“When my wife and I were praying about where God would send us, we knew we wanted a church that was ready to move forward in a serious way to reach lost people and we only looked at churches with an elder system of church government,” he said. This would come as a shock to many Southern Baptists who view elders as a rare (even unbiblical) form of church government. He embraces the elder model because “there is safety among other counselors and men of God who are capable of bringing wisdom and insight into areas where I am not gifted or seeing things clearly.”

As for the city of Asheville with its high concentration of homosexuals, Wiccans and urbanites who have little regard for the church, Hand “loves the community because it is a mission field filled with people who care very little about Jesus or the gospel.” Of course, many could find it difficult to minister here.

“If all I want to do is tell homosexual jokes and speak of environmentalists as some sort of crazy people, then it is obvious that I do not love these people enough to care about how to reach out to them and seek to understand what is motivating them to sinfully act in the way they do,” he says. “I must biblically speak to their condition from a posture of humility as I too am a sinner in need of Jesus.” Hand’s challenge is just where to begin in a city filled with so many lost people.

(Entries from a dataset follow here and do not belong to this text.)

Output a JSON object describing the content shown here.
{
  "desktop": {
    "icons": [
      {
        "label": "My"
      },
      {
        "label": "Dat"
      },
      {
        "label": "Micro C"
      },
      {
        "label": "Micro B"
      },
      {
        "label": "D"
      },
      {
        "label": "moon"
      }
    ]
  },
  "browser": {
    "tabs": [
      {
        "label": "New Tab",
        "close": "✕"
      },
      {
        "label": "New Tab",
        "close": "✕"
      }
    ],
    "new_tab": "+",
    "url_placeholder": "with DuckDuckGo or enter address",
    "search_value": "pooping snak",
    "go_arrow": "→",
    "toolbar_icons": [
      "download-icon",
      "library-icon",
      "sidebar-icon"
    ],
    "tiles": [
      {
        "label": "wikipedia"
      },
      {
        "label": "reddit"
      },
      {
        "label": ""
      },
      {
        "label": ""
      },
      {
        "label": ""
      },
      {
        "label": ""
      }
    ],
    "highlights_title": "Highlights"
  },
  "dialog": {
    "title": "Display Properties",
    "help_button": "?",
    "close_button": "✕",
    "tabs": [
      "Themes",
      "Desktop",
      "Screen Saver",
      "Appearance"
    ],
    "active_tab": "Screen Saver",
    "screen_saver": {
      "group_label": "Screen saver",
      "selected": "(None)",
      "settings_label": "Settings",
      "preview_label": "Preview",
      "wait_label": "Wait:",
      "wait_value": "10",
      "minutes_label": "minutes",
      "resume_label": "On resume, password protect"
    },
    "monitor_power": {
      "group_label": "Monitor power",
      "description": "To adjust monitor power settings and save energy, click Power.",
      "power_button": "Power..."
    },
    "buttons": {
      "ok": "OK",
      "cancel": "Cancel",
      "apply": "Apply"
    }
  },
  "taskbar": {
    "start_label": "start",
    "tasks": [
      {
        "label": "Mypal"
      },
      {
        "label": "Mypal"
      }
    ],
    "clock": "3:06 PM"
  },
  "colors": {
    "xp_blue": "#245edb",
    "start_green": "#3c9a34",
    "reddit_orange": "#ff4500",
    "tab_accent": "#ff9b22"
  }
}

For him, it starts by thinking like a missionary in his community. While attending a recent training session at the International Learning Center of the International Mission Board (IMB) of the Southern Baptist Convention (SBC) in Richmond, Va., Hand observed that the young people in their 20’s and 30’s who were training to go to countries across the world were “accommodating their dress and lifestyle to that of the people they were serving.” Hand wants that same missiological principle to be employed in Asheville at Woodland Hills. “Why don’t we think like those missionaries do?” he asks. “We should work to engage our culture with the gospel and not ask them to conform to us in ways which would cloud the gospel.”

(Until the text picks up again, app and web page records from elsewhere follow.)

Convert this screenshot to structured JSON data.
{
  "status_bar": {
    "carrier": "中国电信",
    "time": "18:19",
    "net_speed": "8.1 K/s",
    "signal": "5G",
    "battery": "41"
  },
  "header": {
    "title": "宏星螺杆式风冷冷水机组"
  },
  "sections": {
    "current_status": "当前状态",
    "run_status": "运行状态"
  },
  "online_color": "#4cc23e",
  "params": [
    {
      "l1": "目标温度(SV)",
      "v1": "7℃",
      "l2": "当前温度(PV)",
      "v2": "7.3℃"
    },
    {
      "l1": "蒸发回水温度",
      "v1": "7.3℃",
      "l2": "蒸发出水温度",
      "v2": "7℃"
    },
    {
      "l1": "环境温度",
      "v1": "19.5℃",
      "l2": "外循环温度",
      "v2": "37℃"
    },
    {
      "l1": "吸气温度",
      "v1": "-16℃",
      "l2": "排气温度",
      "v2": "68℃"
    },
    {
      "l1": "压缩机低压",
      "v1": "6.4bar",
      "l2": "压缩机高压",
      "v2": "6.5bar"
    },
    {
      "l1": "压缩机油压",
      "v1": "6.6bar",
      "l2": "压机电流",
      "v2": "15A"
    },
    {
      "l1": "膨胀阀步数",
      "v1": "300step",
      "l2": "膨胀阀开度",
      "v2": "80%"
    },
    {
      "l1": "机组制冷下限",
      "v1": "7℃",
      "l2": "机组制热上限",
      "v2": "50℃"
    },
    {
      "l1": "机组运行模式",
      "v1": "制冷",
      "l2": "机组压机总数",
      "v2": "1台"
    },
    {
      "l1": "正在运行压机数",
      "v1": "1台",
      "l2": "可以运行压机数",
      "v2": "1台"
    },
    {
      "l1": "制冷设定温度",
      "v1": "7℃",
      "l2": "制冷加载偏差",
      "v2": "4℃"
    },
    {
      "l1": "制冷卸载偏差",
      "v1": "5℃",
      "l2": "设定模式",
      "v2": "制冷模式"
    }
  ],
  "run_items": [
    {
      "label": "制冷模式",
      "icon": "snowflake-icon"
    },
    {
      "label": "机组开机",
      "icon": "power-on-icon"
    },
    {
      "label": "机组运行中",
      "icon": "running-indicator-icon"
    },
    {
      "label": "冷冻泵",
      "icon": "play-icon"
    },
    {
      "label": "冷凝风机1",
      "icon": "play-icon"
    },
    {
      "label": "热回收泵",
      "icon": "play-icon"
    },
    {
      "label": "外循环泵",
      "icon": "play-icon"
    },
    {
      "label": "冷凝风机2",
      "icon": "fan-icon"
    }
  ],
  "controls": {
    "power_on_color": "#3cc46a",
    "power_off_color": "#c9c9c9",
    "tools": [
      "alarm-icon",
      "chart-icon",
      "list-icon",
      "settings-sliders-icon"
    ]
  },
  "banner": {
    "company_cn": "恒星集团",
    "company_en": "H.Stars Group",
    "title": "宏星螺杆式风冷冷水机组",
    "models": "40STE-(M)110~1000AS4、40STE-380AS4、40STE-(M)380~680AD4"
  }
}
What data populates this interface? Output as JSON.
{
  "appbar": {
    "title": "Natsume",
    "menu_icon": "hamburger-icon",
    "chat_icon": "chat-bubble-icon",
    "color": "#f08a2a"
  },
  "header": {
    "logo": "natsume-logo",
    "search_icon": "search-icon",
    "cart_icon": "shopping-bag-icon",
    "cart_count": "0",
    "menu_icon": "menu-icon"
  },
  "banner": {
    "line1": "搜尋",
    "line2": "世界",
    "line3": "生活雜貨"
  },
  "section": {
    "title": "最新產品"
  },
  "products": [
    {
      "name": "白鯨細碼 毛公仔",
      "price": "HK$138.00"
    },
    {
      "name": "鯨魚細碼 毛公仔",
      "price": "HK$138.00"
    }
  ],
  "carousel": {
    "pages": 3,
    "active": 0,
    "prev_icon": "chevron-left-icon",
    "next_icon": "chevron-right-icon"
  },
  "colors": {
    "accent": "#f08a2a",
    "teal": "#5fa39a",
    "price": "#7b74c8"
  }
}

Woodland Hills is a church changing almost daily, Hand says. There was a time not long ago when many thought the congregation was trapped in a death spiral certain to end up on the ash heap of Southern Baptist history. It seemed as though it could not break free of the inertia of nostalgia and resisted the necessary changes which had to take place in order to reach the lost in Asheville. Yet the church has undergone radical changes and is now on a path toward what Hand hopes will be a trajectory of growth. While shedding some of the most visible Southern Baptist identifiers, Hand is adamant the church remains a cooperating congregation in the “network of churches who cooperate together to actually do missions.”

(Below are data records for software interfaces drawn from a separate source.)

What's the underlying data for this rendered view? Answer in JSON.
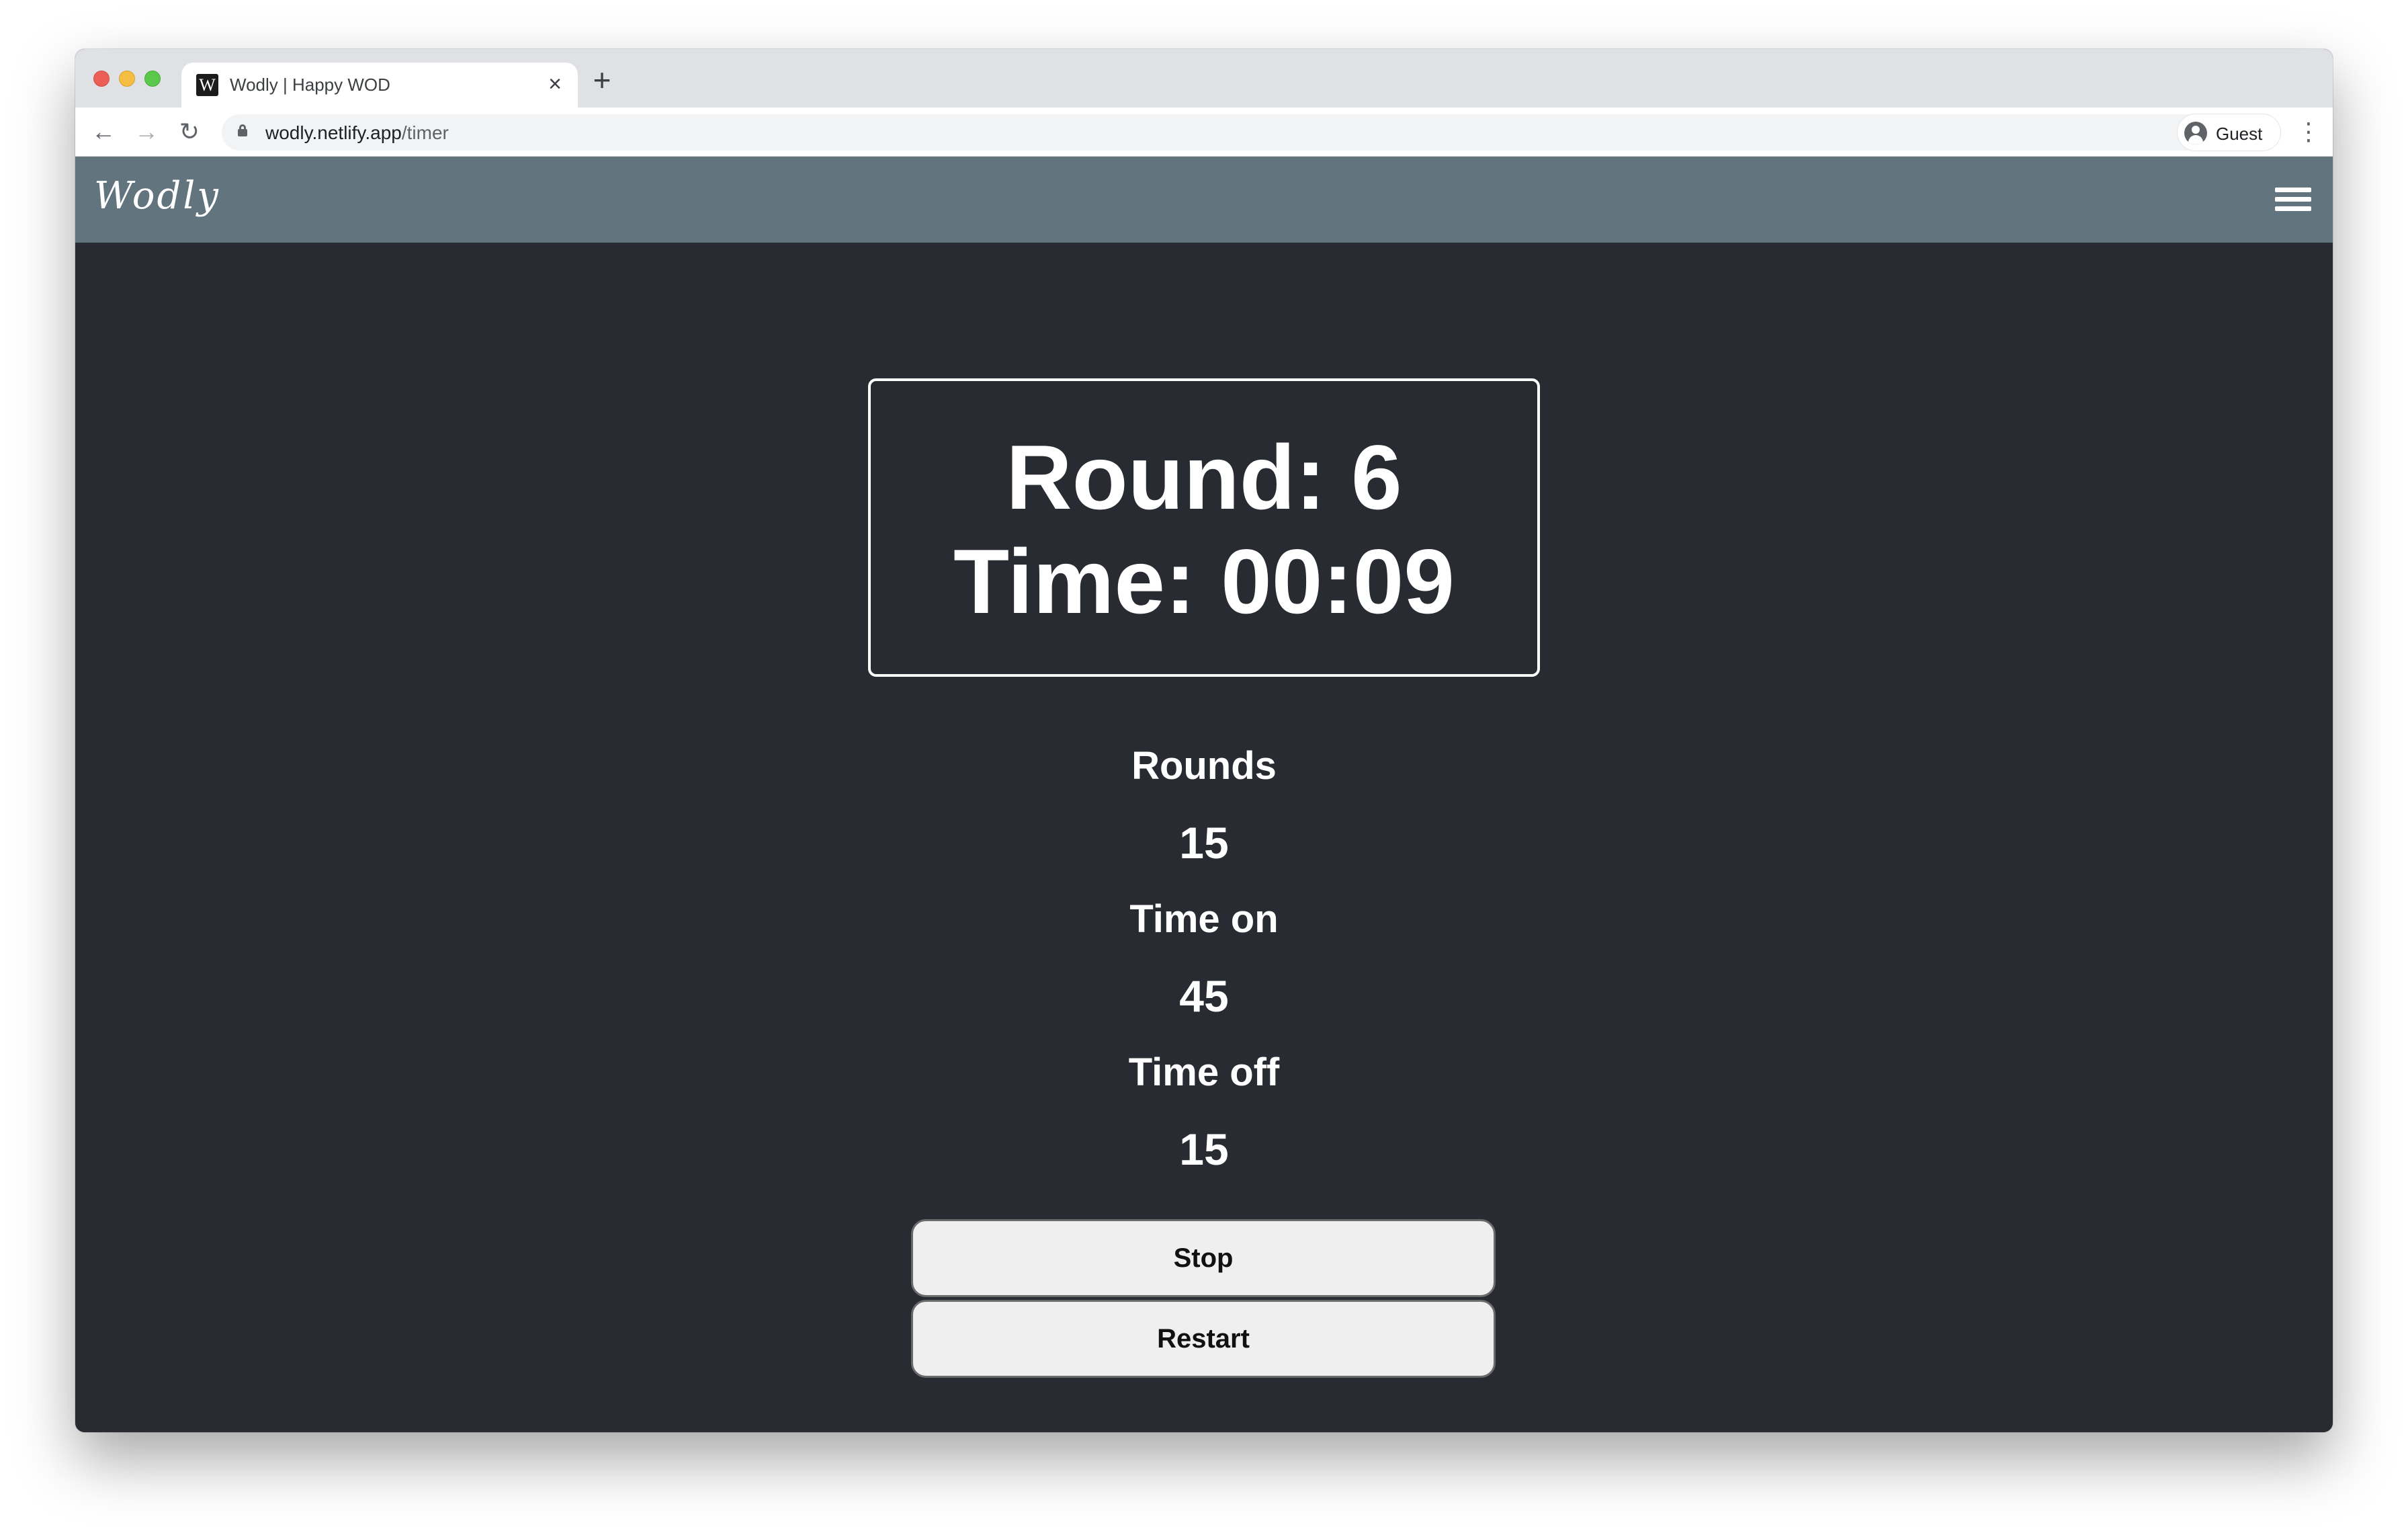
{
  "browser": {
    "tab": {
      "favicon_letter": "W",
      "title": "Wodly | Happy WOD",
      "close_symbol": "×"
    },
    "new_tab_symbol": "+",
    "nav": {
      "back_symbol": "←",
      "forward_symbol": "→",
      "reload_symbol": "↻"
    },
    "address": {
      "domain": "wodly.netlify.app",
      "path": "/timer"
    },
    "profile": {
      "label": "Guest"
    },
    "menu_symbol": "⋮"
  },
  "app": {
    "logo": "Wodly",
    "colors": {
      "header_bg": "#62747e",
      "page_bg": "#282b32",
      "button_bg": "#efefef"
    }
  },
  "timer": {
    "round_text": "Round: 6",
    "time_text": "Time: 00:09"
  },
  "settings": {
    "rounds_label": "Rounds",
    "rounds_value": "15",
    "time_on_label": "Time on",
    "time_on_value": "45",
    "time_off_label": "Time off",
    "time_off_value": "15"
  },
  "buttons": {
    "stop": "Stop",
    "restart": "Restart"
  }
}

Not shy about stating what to him is “obvious about the Southern Baptist Convention” he is, nevertheless, hopeful that the denomination can passionately re-invent itself “before it is too late.” He believes there is a short window of opportunity for something radical to take place in the SBC “before the apex of Cooperative Program giving is reached, followed by a steep and dramatic downturn in the denomination’s engine because younger pastors are not giving to the Cooperative Program.”

Hand is not sure Southern Baptists can recover if local churches do not reassert themselves as the primary agent of evangelism and discipleship. For him, church is not an event. He often reminds the congregation that they must not merely “do” church but they must “be” the church. “Without apology, we must recommit ourselves to a conservative theology with a progressive methodology that is able to connect with the lost people in our communities.” Absent that, Hand says, “we cannot expect the SBC or evangelicalism as we know it to last long beyond our lifetime.”

“The gospel must anchor this ministry, and I am hopeful that soon we can work to plant other churches to reach this city for Christ. I want this church to be known as a place where the gospel is real, the Bible is preached and disciples are made.”